*WHAT YOU NEED TO DO*. Only the pictures are to be dropped, and the rest of the data should be copied exactly.

Excerpts from an interface dataset
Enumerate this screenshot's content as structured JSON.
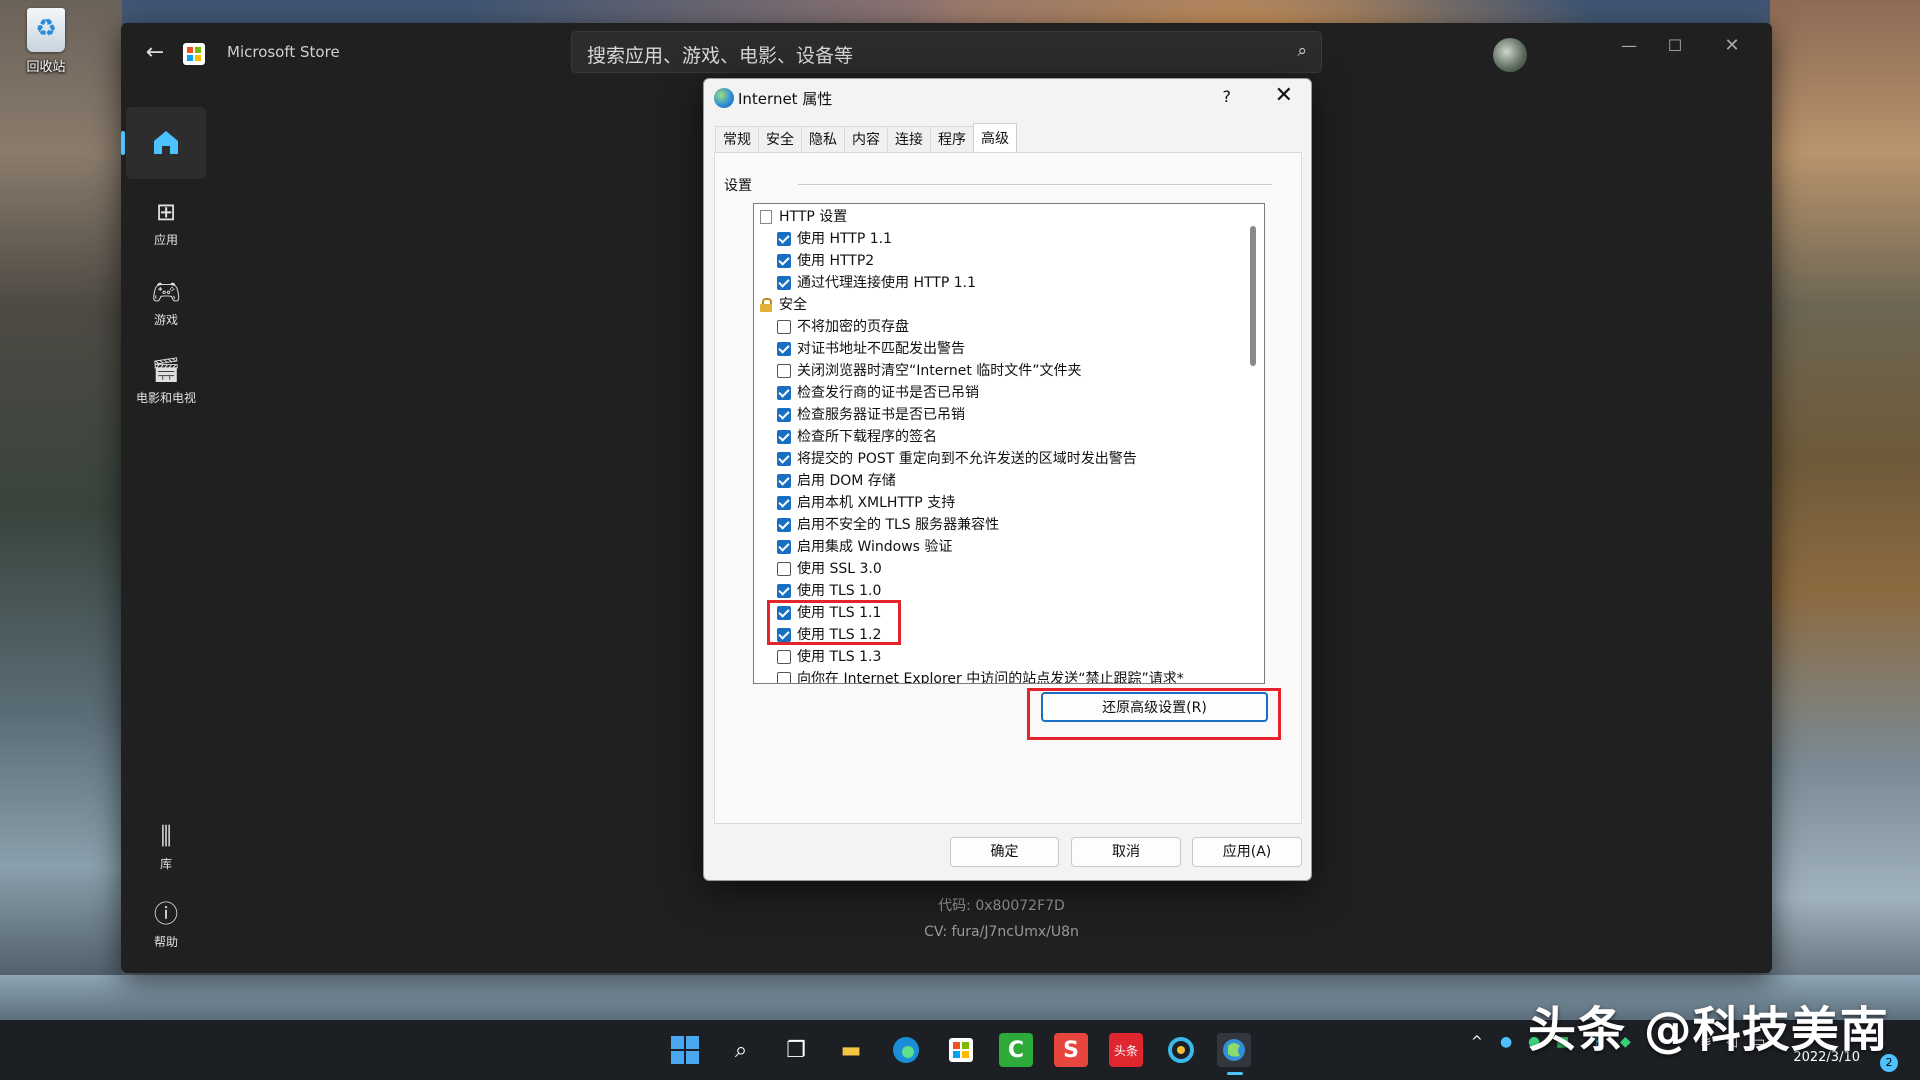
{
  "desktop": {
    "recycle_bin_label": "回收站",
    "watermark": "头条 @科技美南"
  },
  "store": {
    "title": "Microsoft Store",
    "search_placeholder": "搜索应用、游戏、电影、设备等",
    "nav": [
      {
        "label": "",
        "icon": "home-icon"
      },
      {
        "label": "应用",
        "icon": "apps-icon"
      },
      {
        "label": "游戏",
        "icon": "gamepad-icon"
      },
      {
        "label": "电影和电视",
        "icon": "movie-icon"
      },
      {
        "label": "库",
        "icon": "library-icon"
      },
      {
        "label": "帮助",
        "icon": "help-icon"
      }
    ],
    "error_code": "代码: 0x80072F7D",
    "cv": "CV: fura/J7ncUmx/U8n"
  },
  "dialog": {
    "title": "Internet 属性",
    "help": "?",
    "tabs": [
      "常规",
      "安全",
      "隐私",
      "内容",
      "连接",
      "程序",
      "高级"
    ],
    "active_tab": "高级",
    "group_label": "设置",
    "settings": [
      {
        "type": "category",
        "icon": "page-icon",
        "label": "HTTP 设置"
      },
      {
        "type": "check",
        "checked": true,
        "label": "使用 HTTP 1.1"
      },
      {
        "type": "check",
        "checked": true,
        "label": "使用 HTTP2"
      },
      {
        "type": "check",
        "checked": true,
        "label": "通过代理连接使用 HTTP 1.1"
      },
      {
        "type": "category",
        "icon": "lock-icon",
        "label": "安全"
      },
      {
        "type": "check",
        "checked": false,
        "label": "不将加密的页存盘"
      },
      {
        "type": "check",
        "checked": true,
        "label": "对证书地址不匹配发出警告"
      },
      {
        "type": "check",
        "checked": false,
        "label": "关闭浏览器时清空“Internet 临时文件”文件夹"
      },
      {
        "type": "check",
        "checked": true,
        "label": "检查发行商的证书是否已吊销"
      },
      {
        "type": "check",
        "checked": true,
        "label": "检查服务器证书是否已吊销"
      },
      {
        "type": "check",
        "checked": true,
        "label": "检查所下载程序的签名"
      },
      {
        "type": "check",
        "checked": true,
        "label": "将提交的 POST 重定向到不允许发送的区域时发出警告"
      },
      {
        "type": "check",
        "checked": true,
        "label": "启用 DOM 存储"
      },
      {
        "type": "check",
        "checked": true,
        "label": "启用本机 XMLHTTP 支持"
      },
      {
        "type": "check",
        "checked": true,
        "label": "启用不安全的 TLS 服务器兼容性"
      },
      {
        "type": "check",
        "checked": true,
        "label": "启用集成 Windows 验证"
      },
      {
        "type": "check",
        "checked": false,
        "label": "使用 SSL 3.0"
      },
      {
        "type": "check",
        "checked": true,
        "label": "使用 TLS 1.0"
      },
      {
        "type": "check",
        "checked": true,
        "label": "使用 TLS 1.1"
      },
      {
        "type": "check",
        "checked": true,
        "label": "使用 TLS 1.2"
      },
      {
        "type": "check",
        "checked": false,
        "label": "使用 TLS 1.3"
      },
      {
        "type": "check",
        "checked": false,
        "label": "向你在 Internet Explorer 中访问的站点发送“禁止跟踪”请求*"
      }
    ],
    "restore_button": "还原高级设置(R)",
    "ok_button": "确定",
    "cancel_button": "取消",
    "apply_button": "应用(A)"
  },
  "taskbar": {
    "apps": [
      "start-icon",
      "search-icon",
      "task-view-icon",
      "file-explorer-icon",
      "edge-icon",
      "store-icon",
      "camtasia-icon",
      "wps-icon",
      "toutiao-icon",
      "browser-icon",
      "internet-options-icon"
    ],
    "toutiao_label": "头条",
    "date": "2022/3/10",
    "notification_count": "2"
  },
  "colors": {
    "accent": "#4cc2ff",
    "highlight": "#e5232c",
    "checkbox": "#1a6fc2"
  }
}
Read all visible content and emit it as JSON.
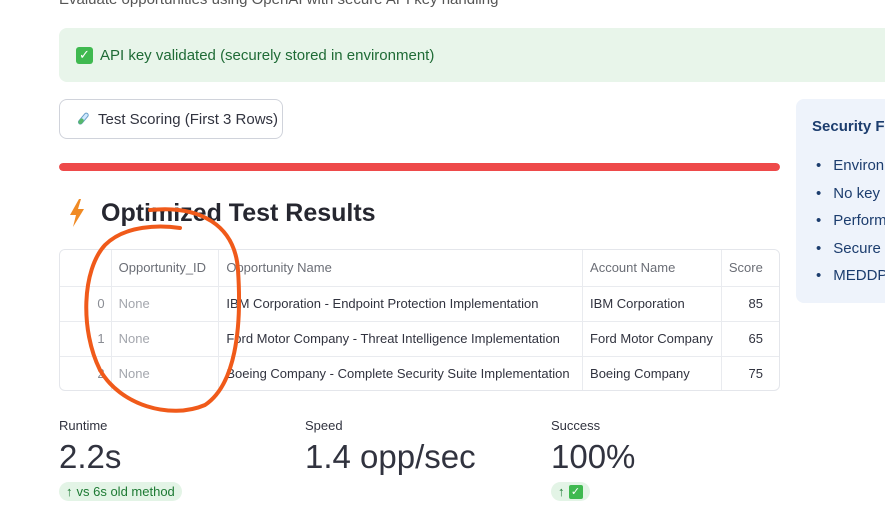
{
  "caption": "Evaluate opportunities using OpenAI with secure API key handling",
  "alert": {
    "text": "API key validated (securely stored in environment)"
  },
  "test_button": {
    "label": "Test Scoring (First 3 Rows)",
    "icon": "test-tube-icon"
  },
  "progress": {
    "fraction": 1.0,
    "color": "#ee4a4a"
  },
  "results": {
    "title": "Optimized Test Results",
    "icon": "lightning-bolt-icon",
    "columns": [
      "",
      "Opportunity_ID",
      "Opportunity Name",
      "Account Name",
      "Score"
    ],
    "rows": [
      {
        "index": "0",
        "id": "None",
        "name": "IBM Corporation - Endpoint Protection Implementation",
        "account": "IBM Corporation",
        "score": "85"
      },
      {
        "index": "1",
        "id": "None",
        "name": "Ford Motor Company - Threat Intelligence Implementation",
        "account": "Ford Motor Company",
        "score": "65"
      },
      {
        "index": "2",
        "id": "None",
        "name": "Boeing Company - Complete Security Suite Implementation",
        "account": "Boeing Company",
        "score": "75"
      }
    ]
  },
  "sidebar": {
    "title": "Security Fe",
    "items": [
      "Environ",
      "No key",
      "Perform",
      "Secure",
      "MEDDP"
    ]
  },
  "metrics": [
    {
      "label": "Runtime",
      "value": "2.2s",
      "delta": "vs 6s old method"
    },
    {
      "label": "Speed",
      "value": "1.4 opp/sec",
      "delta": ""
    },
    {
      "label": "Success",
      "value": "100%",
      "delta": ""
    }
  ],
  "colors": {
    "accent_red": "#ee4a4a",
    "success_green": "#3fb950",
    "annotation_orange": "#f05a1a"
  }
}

*RESPONSE TO THIS EXERCISE*.
Enumerate this screenshot's content as structured JSON.
{
  "desktop": {
    "recycle_bin_label": "回收站",
    "watermark": "头条 @科技美南"
  },
  "store": {
    "title": "Microsoft Store",
    "search_placeholder": "搜索应用、游戏、电影、设备等",
    "nav": [
      {
        "label": "",
        "icon": "home-icon"
      },
      {
        "label": "应用",
        "icon": "apps-icon"
      },
      {
        "label": "游戏",
        "icon": "gamepad-icon"
      },
      {
        "label": "电影和电视",
        "icon": "movie-icon"
      },
      {
        "label": "库",
        "icon": "library-icon"
      },
      {
        "label": "帮助",
        "icon": "help-icon"
      }
    ],
    "error_code": "代码: 0x80072F7D",
    "cv": "CV: fura/J7ncUmx/U8n"
  },
  "dialog": {
    "title": "Internet 属性",
    "help": "?",
    "tabs": [
      "常规",
      "安全",
      "隐私",
      "内容",
      "连接",
      "程序",
      "高级"
    ],
    "active_tab": "高级",
    "group_label": "设置",
    "settings": [
      {
        "type": "category",
        "icon": "page-icon",
        "label": "HTTP 设置"
      },
      {
        "type": "check",
        "checked": true,
        "label": "使用 HTTP 1.1"
      },
      {
        "type": "check",
        "checked": true,
        "label": "使用 HTTP2"
      },
      {
        "type": "check",
        "checked": true,
        "label": "通过代理连接使用 HTTP 1.1"
      },
      {
        "type": "category",
        "icon": "lock-icon",
        "label": "安全"
      },
      {
        "type": "check",
        "checked": false,
        "label": "不将加密的页存盘"
      },
      {
        "type": "check",
        "checked": true,
        "label": "对证书地址不匹配发出警告"
      },
      {
        "type": "check",
        "checked": false,
        "label": "关闭浏览器时清空“Internet 临时文件”文件夹"
      },
      {
        "type": "check",
        "checked": true,
        "label": "检查发行商的证书是否已吊销"
      },
      {
        "type": "check",
        "checked": true,
        "label": "检查服务器证书是否已吊销"
      },
      {
        "type": "check",
        "checked": true,
        "label": "检查所下载程序的签名"
      },
      {
        "type": "check",
        "checked": true,
        "label": "将提交的 POST 重定向到不允许发送的区域时发出警告"
      },
      {
        "type": "check",
        "checked": true,
        "label": "启用 DOM 存储"
      },
      {
        "type": "check",
        "checked": true,
        "label": "启用本机 XMLHTTP 支持"
      },
      {
        "type": "check",
        "checked": true,
        "label": "启用不安全的 TLS 服务器兼容性"
      },
      {
        "type": "check",
        "checked": true,
        "label": "启用集成 Windows 验证"
      },
      {
        "type": "check",
        "checked": false,
        "label": "使用 SSL 3.0"
      },
      {
        "type": "check",
        "checked": true,
        "label": "使用 TLS 1.0"
      },
      {
        "type": "check",
        "checked": true,
        "label": "使用 TLS 1.1"
      },
      {
        "type": "check",
        "checked": true,
        "label": "使用 TLS 1.2"
      },
      {
        "type": "check",
        "checked": false,
        "label": "使用 TLS 1.3"
      },
      {
        "type": "check",
        "checked": false,
        "label": "向你在 Internet Explorer 中访问的站点发送“禁止跟踪”请求*"
      }
    ],
    "restore_button": "还原高级设置(R)",
    "ok_button": "确定",
    "cancel_button": "取消",
    "apply_button": "应用(A)"
  },
  "taskbar": {
    "apps": [
      "start-icon",
      "search-icon",
      "task-view-icon",
      "file-explorer-icon",
      "edge-icon",
      "store-icon",
      "camtasia-icon",
      "wps-icon",
      "toutiao-icon",
      "browser-icon",
      "internet-options-icon"
    ],
    "toutiao_label": "头条",
    "date": "2022/3/10",
    "notification_count": "2"
  },
  "colors": {
    "accent": "#4cc2ff",
    "highlight": "#e5232c",
    "checkbox": "#1a6fc2"
  }
}
Read all visible content and emit it as JSON.
{
  "caption": "Evaluate opportunities using OpenAI with secure API key handling",
  "alert": {
    "text": "API key validated (securely stored in environment)"
  },
  "test_button": {
    "label": "Test Scoring (First 3 Rows)",
    "icon": "test-tube-icon"
  },
  "progress": {
    "fraction": 1.0,
    "color": "#ee4a4a"
  },
  "results": {
    "title": "Optimized Test Results",
    "icon": "lightning-bolt-icon",
    "columns": [
      "",
      "Opportunity_ID",
      "Opportunity Name",
      "Account Name",
      "Score"
    ],
    "rows": [
      {
        "index": "0",
        "id": "None",
        "name": "IBM Corporation - Endpoint Protection Implementation",
        "account": "IBM Corporation",
        "score": "85"
      },
      {
        "index": "1",
        "id": "None",
        "name": "Ford Motor Company - Threat Intelligence Implementation",
        "account": "Ford Motor Company",
        "score": "65"
      },
      {
        "index": "2",
        "id": "None",
        "name": "Boeing Company - Complete Security Suite Implementation",
        "account": "Boeing Company",
        "score": "75"
      }
    ]
  },
  "sidebar": {
    "title": "Security Fe",
    "items": [
      "Environ",
      "No key",
      "Perform",
      "Secure",
      "MEDDP"
    ]
  },
  "metrics": [
    {
      "label": "Runtime",
      "value": "2.2s",
      "delta": "vs 6s old method"
    },
    {
      "label": "Speed",
      "value": "1.4 opp/sec",
      "delta": ""
    },
    {
      "label": "Success",
      "value": "100%",
      "delta": ""
    }
  ],
  "colors": {
    "accent_red": "#ee4a4a",
    "success_green": "#3fb950",
    "annotation_orange": "#f05a1a"
  }
}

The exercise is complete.